Windows 8: The Bad
Windows 8 is beautiful, fast and fluid. What could go wrong, right? Well, apparently a lot. There have been a lot of complaints voiced on the internet about Windows 8, mostly from the power users and also from “IT pros” whose work may involve deploying Windows to many PCs and worrying about the corresponding training/support costs. Besides, there is the big issue of rebuilding or supporting legacy line-of-business , or LOB, apps on Windows 8. Some concerns with Windows 8 that have created the most noise on the interwebs:
- The missing Start orb: Let’s face it, power users have developed a muscle memory to get things done. Folks who don’t like to dump a bunch of icons on the desktop typically use the taskbar to launch programs or go to Start > Search in Windows 7 to just search for the programs. With the missing Start orb, things change. On a non-touch computer, when you hover your mouse over the bottom-left corner, you see an icon for your Start Screen and clicking on it will bring you to the Start Screen. With Windows 8, you can now simply start typing on the Start Screen to invoke search, so effectively, the new interaction mode does the same exact thing as Windows 7. For power users though, it is a disruption because they have to leave the Desktop mode and enter the Start Screen.

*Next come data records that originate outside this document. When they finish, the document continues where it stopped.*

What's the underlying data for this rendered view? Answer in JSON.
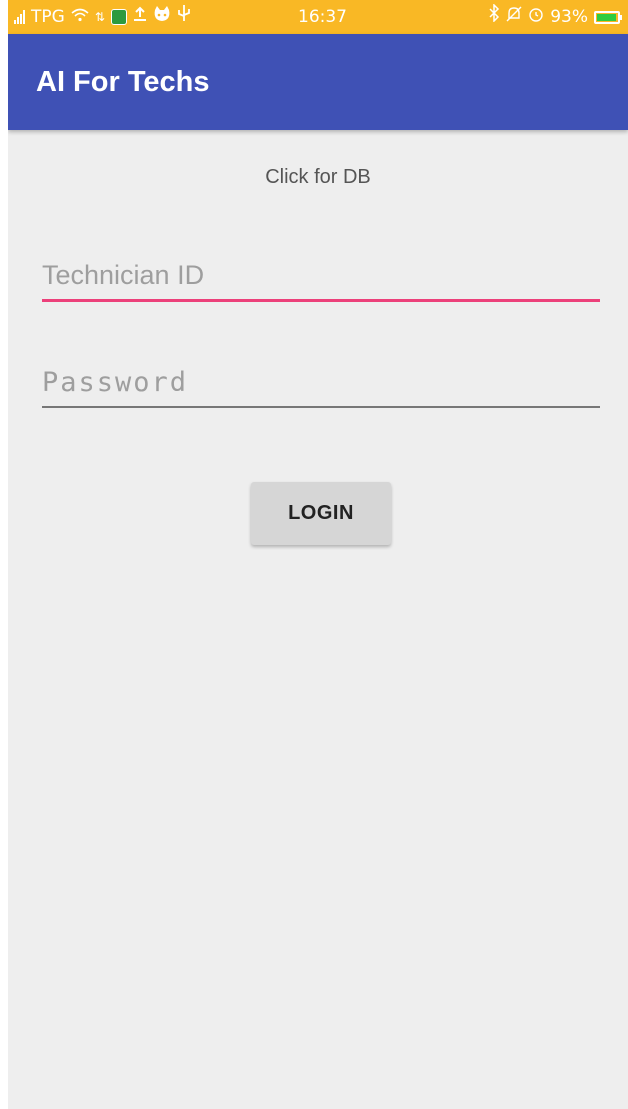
{
  "status_bar": {
    "carrier": "TPG",
    "time": "16:37",
    "battery_percent": "93%",
    "icons": [
      "signal-icon",
      "wifi-icon",
      "data-icon",
      "app-icon",
      "upload-icon",
      "cat-icon",
      "usb-icon",
      "bluetooth-icon",
      "mute-icon",
      "alarm-icon",
      "battery-icon"
    ]
  },
  "app_bar": {
    "title": "AI For Techs",
    "color": "#3f51b5"
  },
  "main": {
    "db_link": "Click for DB",
    "technician_id": {
      "value": "",
      "placeholder": "Technician ID"
    },
    "password": {
      "value": "",
      "placeholder": "Password"
    },
    "login_label": "LOGIN"
  },
  "colors": {
    "status_bar": "#f9b825",
    "accent": "#ec407a",
    "background": "#eeeeee"
  }
}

- Shutdown being “hidden”: Another series of complaints has been the fact that shutting down a PC is now “hidden” and/or more difficult to execute. The shutdown option is now under the Charms bar > Settings. While you can argue that it is the same number of mouse clicks, or that it is even better with touch (Charms bar is invoked by just swiping from the right edge, and the power button is right where your thumb would be), there is no argument about it not being immediately visible. There is also an argument to be made that modern computers don’t need to be shut down and putting them to sleep is effectively the same as what shutting down used to be. In fact, in my personal case, I don’t shut down any of my computers except for when there are OS or security updates which require a restart.